We should do whatever we can to stop the torture refugees are facing in our camps and in our community. Our government’s policy not only affects refugees who are here but also those who are stuck in transit countries.
I was born in a refugee camp in Tamil Nadu in south India. My parents fled the war in Sri Lanka and spent 30 years in India under terrible conditions where we were treated very badly.
As a child born to refugees I was denied education in Indian government schools, denied the right to work and welfare benefits in India.
We were harassed by security agencies. Despite having been born in India I had to report to security agencies every time I wanted to leave the camp. We lived in constant fear of sexual harassment by members of the Q branch [special units] of the Tamil Nadu Police.
Local businessmen exploit people in these camps. They make us do coolie work without consideration to our safety. As a result many men die at a very young age. My father died at the age of 45.
That is why many Tamils not only flee Sri Lanka but Indian refugee camps and other transit countries.
When Australia treats refugees badly, other states in our region follow and treat refugees worse. Our government’s refugee policy is directly and indirectly killing people.
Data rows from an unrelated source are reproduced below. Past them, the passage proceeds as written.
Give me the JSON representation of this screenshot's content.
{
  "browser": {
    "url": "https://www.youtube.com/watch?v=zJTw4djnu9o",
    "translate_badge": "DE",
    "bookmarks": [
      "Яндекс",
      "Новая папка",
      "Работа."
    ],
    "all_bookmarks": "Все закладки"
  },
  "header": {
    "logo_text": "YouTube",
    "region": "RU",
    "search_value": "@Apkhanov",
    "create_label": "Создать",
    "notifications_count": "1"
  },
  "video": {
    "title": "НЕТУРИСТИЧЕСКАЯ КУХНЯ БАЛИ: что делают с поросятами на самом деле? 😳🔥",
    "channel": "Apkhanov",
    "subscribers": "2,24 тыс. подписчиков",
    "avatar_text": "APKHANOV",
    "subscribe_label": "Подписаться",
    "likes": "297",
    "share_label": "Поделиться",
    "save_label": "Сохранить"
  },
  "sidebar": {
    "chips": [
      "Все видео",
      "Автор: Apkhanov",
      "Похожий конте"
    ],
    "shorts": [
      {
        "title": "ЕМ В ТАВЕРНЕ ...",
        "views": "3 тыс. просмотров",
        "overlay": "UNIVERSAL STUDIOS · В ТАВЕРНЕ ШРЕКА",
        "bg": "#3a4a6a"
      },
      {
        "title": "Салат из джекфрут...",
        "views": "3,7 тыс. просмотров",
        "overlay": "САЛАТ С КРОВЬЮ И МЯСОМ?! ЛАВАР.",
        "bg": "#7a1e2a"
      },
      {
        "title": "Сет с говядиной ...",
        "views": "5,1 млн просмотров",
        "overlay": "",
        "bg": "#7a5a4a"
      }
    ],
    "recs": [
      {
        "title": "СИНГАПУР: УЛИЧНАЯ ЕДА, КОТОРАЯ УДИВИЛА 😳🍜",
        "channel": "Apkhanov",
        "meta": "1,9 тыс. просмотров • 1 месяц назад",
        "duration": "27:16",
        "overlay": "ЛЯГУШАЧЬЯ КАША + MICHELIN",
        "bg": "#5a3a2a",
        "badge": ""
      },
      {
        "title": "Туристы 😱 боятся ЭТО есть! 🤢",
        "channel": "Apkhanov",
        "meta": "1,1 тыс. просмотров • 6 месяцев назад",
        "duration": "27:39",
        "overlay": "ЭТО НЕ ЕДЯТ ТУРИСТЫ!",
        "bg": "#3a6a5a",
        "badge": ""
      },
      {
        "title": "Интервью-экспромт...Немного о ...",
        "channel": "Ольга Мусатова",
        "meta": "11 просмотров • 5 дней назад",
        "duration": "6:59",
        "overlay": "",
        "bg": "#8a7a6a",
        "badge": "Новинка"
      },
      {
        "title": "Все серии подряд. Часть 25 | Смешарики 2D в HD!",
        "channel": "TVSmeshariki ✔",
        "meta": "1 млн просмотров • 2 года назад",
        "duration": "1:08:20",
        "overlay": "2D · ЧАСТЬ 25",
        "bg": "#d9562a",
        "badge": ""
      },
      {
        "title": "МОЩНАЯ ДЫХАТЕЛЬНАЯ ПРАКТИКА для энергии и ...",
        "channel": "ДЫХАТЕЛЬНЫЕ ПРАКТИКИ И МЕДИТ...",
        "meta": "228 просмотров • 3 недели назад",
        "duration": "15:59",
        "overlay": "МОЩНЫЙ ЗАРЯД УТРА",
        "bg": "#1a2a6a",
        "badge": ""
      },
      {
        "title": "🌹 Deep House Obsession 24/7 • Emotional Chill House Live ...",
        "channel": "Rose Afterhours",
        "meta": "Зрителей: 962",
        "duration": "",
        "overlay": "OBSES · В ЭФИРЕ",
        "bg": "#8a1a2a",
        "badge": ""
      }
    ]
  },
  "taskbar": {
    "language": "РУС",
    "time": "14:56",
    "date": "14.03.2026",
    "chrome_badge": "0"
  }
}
We should acknowledge this fact and bring an end to the camps and welcome refugees.
I first came in contact with Australia’s refugee policy when my childhood friend Leo Seemanpillai self-immolated and died in Geelong in 2014. It was heartbreaking for all of us in the refugee camp to hear that threats of deportation led to Leo’s death.
Successive Australian governments have been deporting Tamils to Sri Lanka. That continues now under [immigration minister] Peter Dutton.
Thousands of Tamils are facing deportation to Sri Lanka. In the past two years more than 1300 Tamils have been denied protection visas and will be deported in the coming months.
Just two weeks ago we saw how in a 5am raid Border Force took a Tamil family in the central Queensland town of Biloela. Priya, Nades and their two children aged 7 months and 2 years were taken to Melbourne. A week later our government handcuffed the parents, separated the children and tried to deport the family. Thanks to the people of Biloela and other refugee advocates we have stopped their deportation.
Now the family, including the two children, face a long time in detention while their appeal is heard. They will have a direction hearing on May 2.
Let us work together for the freedom of Priya and her family. Let us work together so that no more Tamils are deported to Sri Lanka. Let us work together till all refugees are safe.